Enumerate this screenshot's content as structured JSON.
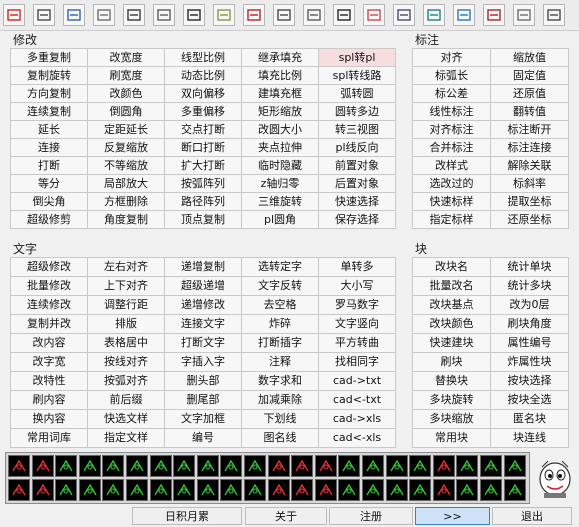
{
  "toolbar": {
    "icons": [
      "copy-icon",
      "printer-icon",
      "export-icon",
      "lock-icon",
      "layer-icon",
      "window-icon",
      "zoom-icon",
      "dimension-icon",
      "hatch-icon",
      "move-icon",
      "layout-icon",
      "arrow-icon",
      "palette-icon",
      "edit-icon",
      "calculator-icon",
      "eraser-icon",
      "magnet-icon",
      "settings-icon",
      "keyboard-icon"
    ]
  },
  "modify": {
    "title": "修改",
    "rows": [
      [
        "多重复制",
        "改宽度",
        "线型比例",
        "继承填充",
        "spl转pl"
      ],
      [
        "复制旋转",
        "刷宽度",
        "动态比例",
        "填充比例",
        "spl转线路"
      ],
      [
        "方向复制",
        "改颜色",
        "双向偏移",
        "建填充框",
        "弧转圆"
      ],
      [
        "连续复制",
        "倒圆角",
        "多重偏移",
        "矩形缩放",
        "圆转多边"
      ],
      [
        "延长",
        "定距延长",
        "交点打断",
        "改圆大小",
        "转三视图"
      ],
      [
        "连接",
        "反复缩放",
        "断口打断",
        "夹点拉伸",
        "pl线反向"
      ],
      [
        "打断",
        "不等缩放",
        "扩大打断",
        "临时隐藏",
        "前置对象"
      ],
      [
        "等分",
        "局部放大",
        "按弧阵列",
        "z轴归零",
        "后置对象"
      ],
      [
        "倒尖角",
        "方框删除",
        "路径阵列",
        "三维旋转",
        "快速选择"
      ],
      [
        "超级修剪",
        "角度复制",
        "顶点复制",
        "pl圆角",
        "保存选择"
      ]
    ],
    "highlight": "spl转pl"
  },
  "dimension": {
    "title": "标注",
    "rows": [
      [
        "对齐",
        "缩放值"
      ],
      [
        "标弧长",
        "固定值"
      ],
      [
        "标公差",
        "还原值"
      ],
      [
        "线性标注",
        "翻转值"
      ],
      [
        "对齐标注",
        "标注断开"
      ],
      [
        "合并标注",
        "标注连接"
      ],
      [
        "改样式",
        "解除关联"
      ],
      [
        "选改过的",
        "标斜率"
      ],
      [
        "快速标样",
        "提取坐标"
      ],
      [
        "指定标样",
        "还原坐标"
      ]
    ]
  },
  "text": {
    "title": "文字",
    "rows": [
      [
        "超级修改",
        "左右对齐",
        "递增复制",
        "选转定字",
        "单转多"
      ],
      [
        "批量修改",
        "上下对齐",
        "超级递增",
        "文字反转",
        "大小写"
      ],
      [
        "连续修改",
        "调整行距",
        "递增修改",
        "去空格",
        "罗马数字"
      ],
      [
        "复制并改",
        "排版",
        "连接文字",
        "炸碎",
        "文字竖向"
      ],
      [
        "改内容",
        "表格居中",
        "打断文字",
        "打断插字",
        "平方转曲"
      ],
      [
        "改字宽",
        "按线对齐",
        "字插入字",
        "注释",
        "找相同字"
      ],
      [
        "改特性",
        "按弧对齐",
        "删头部",
        "数字求和",
        "cad->txt"
      ],
      [
        "刷内容",
        "前后缀",
        "删尾部",
        "加减乘除",
        "cad<-txt"
      ],
      [
        "换内容",
        "快选文样",
        "文字加框",
        "下划线",
        "cad->xls"
      ],
      [
        "常用词库",
        "指定文样",
        "编号",
        "图名线",
        "cad<-xls"
      ]
    ]
  },
  "block": {
    "title": "块",
    "rows": [
      [
        "改块名",
        "统计单块"
      ],
      [
        "批量改名",
        "统计多块"
      ],
      [
        "改块基点",
        "改为0层"
      ],
      [
        "改块颜色",
        "刷块角度"
      ],
      [
        "快速建块",
        "属性编号"
      ],
      [
        "刷块",
        "炸属性块"
      ],
      [
        "替换块",
        "按块选择"
      ],
      [
        "多块旋转",
        "按块全选"
      ],
      [
        "多块缩放",
        "匿名块"
      ],
      [
        "常用块",
        "块连线"
      ]
    ]
  },
  "iconstrip": {
    "row1": [
      "square-icon",
      "crosshair-icon",
      "arrow-icon",
      "tick-icon",
      "lamp-icon",
      "bracket-icon",
      "leader-icon",
      "zigzag-icon",
      "box-icon",
      "wave-icon",
      "bubble-icon",
      "arrowhead-icon",
      "frame-icon",
      "slash-icon",
      "curve-icon",
      "chevron-icon",
      "rise-icon",
      "up-arrow-icon",
      "dot-icon",
      "tree-icon",
      "grass-icon",
      "line-icon"
    ],
    "row2": [
      "wave2-icon",
      "coil-icon",
      "ring-icon",
      "target-icon",
      "tree2-icon",
      "fence-icon",
      "bracket2-icon",
      "arrow2-icon",
      "dashed-icon",
      "bolt-icon",
      "cross-icon",
      "triangle-icon",
      "diamond-icon",
      "step-icon",
      "bars-icon",
      "half-icon",
      "dot2-icon",
      "ring2-icon",
      "mesh-icon",
      "chart-icon",
      "bar-icon",
      "sign-icon"
    ]
  },
  "footer": {
    "buttons": [
      "日积月累",
      "关于",
      "注册",
      ">>",
      "退出"
    ],
    "active": ">>"
  }
}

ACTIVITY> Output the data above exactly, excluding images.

EXERCISE ANSWER>
Enumerate this screenshot's content as structured JSON.
{
  "toolbar": {
    "icons": [
      "copy-icon",
      "printer-icon",
      "export-icon",
      "lock-icon",
      "layer-icon",
      "window-icon",
      "zoom-icon",
      "dimension-icon",
      "hatch-icon",
      "move-icon",
      "layout-icon",
      "arrow-icon",
      "palette-icon",
      "edit-icon",
      "calculator-icon",
      "eraser-icon",
      "magnet-icon",
      "settings-icon",
      "keyboard-icon"
    ]
  },
  "modify": {
    "title": "修改",
    "rows": [
      [
        "多重复制",
        "改宽度",
        "线型比例",
        "继承填充",
        "spl转pl"
      ],
      [
        "复制旋转",
        "刷宽度",
        "动态比例",
        "填充比例",
        "spl转线路"
      ],
      [
        "方向复制",
        "改颜色",
        "双向偏移",
        "建填充框",
        "弧转圆"
      ],
      [
        "连续复制",
        "倒圆角",
        "多重偏移",
        "矩形缩放",
        "圆转多边"
      ],
      [
        "延长",
        "定距延长",
        "交点打断",
        "改圆大小",
        "转三视图"
      ],
      [
        "连接",
        "反复缩放",
        "断口打断",
        "夹点拉伸",
        "pl线反向"
      ],
      [
        "打断",
        "不等缩放",
        "扩大打断",
        "临时隐藏",
        "前置对象"
      ],
      [
        "等分",
        "局部放大",
        "按弧阵列",
        "z轴归零",
        "后置对象"
      ],
      [
        "倒尖角",
        "方框删除",
        "路径阵列",
        "三维旋转",
        "快速选择"
      ],
      [
        "超级修剪",
        "角度复制",
        "顶点复制",
        "pl圆角",
        "保存选择"
      ]
    ],
    "highlight": "spl转pl"
  },
  "dimension": {
    "title": "标注",
    "rows": [
      [
        "对齐",
        "缩放值"
      ],
      [
        "标弧长",
        "固定值"
      ],
      [
        "标公差",
        "还原值"
      ],
      [
        "线性标注",
        "翻转值"
      ],
      [
        "对齐标注",
        "标注断开"
      ],
      [
        "合并标注",
        "标注连接"
      ],
      [
        "改样式",
        "解除关联"
      ],
      [
        "选改过的",
        "标斜率"
      ],
      [
        "快速标样",
        "提取坐标"
      ],
      [
        "指定标样",
        "还原坐标"
      ]
    ]
  },
  "text": {
    "title": "文字",
    "rows": [
      [
        "超级修改",
        "左右对齐",
        "递增复制",
        "选转定字",
        "单转多"
      ],
      [
        "批量修改",
        "上下对齐",
        "超级递增",
        "文字反转",
        "大小写"
      ],
      [
        "连续修改",
        "调整行距",
        "递增修改",
        "去空格",
        "罗马数字"
      ],
      [
        "复制并改",
        "排版",
        "连接文字",
        "炸碎",
        "文字竖向"
      ],
      [
        "改内容",
        "表格居中",
        "打断文字",
        "打断插字",
        "平方转曲"
      ],
      [
        "改字宽",
        "按线对齐",
        "字插入字",
        "注释",
        "找相同字"
      ],
      [
        "改特性",
        "按弧对齐",
        "删头部",
        "数字求和",
        "cad->txt"
      ],
      [
        "刷内容",
        "前后缀",
        "删尾部",
        "加减乘除",
        "cad<-txt"
      ],
      [
        "换内容",
        "快选文样",
        "文字加框",
        "下划线",
        "cad->xls"
      ],
      [
        "常用词库",
        "指定文样",
        "编号",
        "图名线",
        "cad<-xls"
      ]
    ]
  },
  "block": {
    "title": "块",
    "rows": [
      [
        "改块名",
        "统计单块"
      ],
      [
        "批量改名",
        "统计多块"
      ],
      [
        "改块基点",
        "改为0层"
      ],
      [
        "改块颜色",
        "刷块角度"
      ],
      [
        "快速建块",
        "属性编号"
      ],
      [
        "刷块",
        "炸属性块"
      ],
      [
        "替换块",
        "按块选择"
      ],
      [
        "多块旋转",
        "按块全选"
      ],
      [
        "多块缩放",
        "匿名块"
      ],
      [
        "常用块",
        "块连线"
      ]
    ]
  },
  "iconstrip": {
    "row1": [
      "square-icon",
      "crosshair-icon",
      "arrow-icon",
      "tick-icon",
      "lamp-icon",
      "bracket-icon",
      "leader-icon",
      "zigzag-icon",
      "box-icon",
      "wave-icon",
      "bubble-icon",
      "arrowhead-icon",
      "frame-icon",
      "slash-icon",
      "curve-icon",
      "chevron-icon",
      "rise-icon",
      "up-arrow-icon",
      "dot-icon",
      "tree-icon",
      "grass-icon",
      "line-icon"
    ],
    "row2": [
      "wave2-icon",
      "coil-icon",
      "ring-icon",
      "target-icon",
      "tree2-icon",
      "fence-icon",
      "bracket2-icon",
      "arrow2-icon",
      "dashed-icon",
      "bolt-icon",
      "cross-icon",
      "triangle-icon",
      "diamond-icon",
      "step-icon",
      "bars-icon",
      "half-icon",
      "dot2-icon",
      "ring2-icon",
      "mesh-icon",
      "chart-icon",
      "bar-icon",
      "sign-icon"
    ]
  },
  "footer": {
    "buttons": [
      "日积月累",
      "关于",
      "注册",
      ">>",
      "退出"
    ],
    "active": ">>"
  }
}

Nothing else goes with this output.